**Aim of the exercise**
Report each line from the data below that holds the word "notes".

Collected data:
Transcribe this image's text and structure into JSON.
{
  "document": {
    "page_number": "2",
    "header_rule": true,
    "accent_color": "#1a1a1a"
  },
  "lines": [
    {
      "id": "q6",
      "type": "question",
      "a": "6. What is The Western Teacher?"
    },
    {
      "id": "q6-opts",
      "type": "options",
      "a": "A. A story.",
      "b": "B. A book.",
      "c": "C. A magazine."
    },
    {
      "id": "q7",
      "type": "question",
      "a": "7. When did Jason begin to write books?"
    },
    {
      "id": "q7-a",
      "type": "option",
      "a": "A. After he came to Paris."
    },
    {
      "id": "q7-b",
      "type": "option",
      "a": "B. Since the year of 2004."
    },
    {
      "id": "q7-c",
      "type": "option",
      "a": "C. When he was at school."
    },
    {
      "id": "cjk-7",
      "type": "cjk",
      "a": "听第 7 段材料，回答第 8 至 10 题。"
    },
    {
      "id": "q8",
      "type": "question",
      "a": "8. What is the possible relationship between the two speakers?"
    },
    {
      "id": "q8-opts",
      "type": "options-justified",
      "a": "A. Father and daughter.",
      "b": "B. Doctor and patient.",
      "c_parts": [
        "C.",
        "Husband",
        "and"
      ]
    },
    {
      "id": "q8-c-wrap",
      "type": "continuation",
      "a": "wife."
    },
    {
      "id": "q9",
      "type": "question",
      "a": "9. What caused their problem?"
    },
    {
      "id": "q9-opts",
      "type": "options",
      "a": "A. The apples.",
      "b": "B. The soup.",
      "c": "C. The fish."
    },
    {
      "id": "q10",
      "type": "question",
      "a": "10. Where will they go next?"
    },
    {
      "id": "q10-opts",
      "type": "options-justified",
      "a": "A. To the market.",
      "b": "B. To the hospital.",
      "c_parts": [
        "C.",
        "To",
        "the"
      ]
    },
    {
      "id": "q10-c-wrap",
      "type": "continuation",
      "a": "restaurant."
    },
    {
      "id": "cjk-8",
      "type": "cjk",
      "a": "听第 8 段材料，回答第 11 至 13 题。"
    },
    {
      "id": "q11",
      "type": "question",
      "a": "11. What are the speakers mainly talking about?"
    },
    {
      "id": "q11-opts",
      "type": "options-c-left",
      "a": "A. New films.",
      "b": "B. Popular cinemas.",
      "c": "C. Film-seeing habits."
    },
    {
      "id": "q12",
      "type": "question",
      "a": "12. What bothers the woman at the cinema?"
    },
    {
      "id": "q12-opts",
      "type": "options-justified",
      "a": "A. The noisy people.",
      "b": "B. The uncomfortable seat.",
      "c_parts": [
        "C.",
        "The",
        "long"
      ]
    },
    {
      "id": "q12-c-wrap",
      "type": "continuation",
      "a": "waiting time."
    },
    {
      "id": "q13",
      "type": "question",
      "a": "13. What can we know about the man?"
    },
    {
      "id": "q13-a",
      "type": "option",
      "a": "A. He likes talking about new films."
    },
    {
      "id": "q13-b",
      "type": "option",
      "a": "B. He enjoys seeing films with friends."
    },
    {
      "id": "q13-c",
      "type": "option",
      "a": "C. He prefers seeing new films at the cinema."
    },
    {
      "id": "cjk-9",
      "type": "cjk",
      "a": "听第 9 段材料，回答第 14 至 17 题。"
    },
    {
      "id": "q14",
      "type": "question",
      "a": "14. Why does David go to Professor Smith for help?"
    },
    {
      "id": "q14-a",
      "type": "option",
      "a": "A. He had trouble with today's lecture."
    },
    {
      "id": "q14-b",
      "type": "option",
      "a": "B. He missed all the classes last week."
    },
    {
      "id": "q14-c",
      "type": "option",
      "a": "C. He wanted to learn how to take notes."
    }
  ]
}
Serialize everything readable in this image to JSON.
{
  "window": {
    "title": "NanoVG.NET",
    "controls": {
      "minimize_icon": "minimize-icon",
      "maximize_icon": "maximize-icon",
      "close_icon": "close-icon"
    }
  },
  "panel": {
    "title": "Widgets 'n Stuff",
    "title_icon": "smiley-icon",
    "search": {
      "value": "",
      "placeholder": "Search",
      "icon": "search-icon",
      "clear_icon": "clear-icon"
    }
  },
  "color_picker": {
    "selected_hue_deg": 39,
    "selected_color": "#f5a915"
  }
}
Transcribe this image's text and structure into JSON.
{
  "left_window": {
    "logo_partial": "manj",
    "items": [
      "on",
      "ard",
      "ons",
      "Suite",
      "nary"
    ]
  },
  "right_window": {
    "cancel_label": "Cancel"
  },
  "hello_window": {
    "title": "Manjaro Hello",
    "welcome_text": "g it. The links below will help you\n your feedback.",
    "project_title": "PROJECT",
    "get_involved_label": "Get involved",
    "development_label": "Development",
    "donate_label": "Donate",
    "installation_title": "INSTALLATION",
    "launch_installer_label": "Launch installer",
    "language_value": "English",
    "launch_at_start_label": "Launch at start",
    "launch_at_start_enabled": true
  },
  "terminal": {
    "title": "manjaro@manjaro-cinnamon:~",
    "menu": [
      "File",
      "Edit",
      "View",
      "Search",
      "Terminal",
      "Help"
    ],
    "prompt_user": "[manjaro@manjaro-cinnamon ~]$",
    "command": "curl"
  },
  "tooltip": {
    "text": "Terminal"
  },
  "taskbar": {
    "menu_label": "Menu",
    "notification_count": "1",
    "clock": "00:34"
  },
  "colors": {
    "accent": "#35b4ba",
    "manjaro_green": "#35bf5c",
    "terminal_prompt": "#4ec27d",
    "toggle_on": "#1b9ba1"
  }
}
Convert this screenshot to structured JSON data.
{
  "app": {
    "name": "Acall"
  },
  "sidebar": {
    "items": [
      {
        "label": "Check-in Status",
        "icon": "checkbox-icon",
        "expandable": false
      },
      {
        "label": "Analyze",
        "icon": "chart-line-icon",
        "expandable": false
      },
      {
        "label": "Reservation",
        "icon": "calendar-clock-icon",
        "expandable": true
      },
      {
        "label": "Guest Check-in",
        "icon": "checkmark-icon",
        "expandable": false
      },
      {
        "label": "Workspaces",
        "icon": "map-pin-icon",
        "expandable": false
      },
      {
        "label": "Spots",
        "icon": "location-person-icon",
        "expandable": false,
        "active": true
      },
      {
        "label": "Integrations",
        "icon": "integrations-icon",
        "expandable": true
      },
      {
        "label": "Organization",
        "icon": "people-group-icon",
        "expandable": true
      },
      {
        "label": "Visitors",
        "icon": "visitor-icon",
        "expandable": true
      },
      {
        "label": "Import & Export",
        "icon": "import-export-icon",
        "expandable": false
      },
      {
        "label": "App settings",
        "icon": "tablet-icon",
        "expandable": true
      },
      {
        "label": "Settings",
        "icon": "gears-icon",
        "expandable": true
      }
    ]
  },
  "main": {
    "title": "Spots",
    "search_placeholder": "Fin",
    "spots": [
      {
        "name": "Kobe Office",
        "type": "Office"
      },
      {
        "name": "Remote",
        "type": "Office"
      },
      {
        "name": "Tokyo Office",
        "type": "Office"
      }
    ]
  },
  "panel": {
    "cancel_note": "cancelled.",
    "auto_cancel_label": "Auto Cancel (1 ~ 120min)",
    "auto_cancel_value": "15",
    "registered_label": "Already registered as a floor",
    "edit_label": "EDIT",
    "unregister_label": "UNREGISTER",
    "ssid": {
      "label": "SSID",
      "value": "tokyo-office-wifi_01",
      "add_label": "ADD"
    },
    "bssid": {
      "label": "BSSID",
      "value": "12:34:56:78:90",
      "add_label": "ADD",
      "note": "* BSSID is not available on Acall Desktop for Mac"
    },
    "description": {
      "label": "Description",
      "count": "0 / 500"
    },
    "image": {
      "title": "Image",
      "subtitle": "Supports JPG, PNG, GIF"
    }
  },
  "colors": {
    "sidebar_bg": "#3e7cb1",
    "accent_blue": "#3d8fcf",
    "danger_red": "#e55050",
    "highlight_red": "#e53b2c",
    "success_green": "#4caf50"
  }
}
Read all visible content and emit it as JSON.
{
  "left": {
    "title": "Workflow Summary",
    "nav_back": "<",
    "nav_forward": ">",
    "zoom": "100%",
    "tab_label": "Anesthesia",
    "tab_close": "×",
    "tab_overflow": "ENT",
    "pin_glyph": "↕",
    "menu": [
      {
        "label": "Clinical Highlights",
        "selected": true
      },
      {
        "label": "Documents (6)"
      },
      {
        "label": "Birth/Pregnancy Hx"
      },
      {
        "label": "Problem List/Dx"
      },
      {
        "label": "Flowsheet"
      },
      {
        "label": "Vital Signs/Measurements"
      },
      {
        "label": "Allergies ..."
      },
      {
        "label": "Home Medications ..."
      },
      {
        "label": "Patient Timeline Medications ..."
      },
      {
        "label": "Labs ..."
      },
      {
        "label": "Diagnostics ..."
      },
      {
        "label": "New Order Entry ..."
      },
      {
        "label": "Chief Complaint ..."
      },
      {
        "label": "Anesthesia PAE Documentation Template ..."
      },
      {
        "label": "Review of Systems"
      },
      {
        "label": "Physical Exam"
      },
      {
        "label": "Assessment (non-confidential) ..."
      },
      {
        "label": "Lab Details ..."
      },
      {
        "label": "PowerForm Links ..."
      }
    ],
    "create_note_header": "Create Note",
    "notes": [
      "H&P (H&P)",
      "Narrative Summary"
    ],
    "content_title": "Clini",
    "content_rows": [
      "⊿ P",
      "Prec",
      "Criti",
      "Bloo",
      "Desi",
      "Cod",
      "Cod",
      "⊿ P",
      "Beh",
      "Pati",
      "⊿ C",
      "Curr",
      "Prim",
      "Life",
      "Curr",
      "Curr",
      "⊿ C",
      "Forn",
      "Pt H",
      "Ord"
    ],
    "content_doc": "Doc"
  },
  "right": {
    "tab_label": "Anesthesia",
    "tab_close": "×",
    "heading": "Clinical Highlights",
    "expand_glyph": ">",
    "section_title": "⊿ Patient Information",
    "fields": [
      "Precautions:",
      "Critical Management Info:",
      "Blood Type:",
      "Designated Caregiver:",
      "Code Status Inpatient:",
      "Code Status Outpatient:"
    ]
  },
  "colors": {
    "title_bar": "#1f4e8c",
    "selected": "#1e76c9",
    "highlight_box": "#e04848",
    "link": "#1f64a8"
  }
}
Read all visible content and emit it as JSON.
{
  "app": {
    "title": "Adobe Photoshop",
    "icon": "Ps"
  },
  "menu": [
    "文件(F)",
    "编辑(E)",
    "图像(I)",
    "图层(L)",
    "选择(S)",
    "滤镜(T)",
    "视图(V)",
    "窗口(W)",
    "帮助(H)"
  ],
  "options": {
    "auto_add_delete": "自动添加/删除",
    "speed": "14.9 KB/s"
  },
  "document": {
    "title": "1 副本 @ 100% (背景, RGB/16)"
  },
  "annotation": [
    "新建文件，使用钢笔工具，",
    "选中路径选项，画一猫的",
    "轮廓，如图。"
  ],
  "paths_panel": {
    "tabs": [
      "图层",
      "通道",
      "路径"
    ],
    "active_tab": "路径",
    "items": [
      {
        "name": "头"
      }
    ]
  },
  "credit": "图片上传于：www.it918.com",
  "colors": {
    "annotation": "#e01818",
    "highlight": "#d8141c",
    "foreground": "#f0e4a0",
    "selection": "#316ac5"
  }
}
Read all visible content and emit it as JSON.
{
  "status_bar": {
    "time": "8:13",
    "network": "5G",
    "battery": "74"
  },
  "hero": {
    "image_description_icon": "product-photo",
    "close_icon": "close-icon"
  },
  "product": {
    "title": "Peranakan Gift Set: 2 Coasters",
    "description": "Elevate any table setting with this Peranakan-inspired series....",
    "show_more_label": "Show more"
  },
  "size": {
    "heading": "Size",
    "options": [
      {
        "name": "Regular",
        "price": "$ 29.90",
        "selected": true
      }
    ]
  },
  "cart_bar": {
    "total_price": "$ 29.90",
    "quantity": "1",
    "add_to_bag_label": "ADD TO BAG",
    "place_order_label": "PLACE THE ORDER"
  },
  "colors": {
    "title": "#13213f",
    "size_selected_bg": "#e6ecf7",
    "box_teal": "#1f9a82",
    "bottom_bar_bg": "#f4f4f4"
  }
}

**The answer**
      "a": "C. He wanted to learn how to take notes."
    "notes": [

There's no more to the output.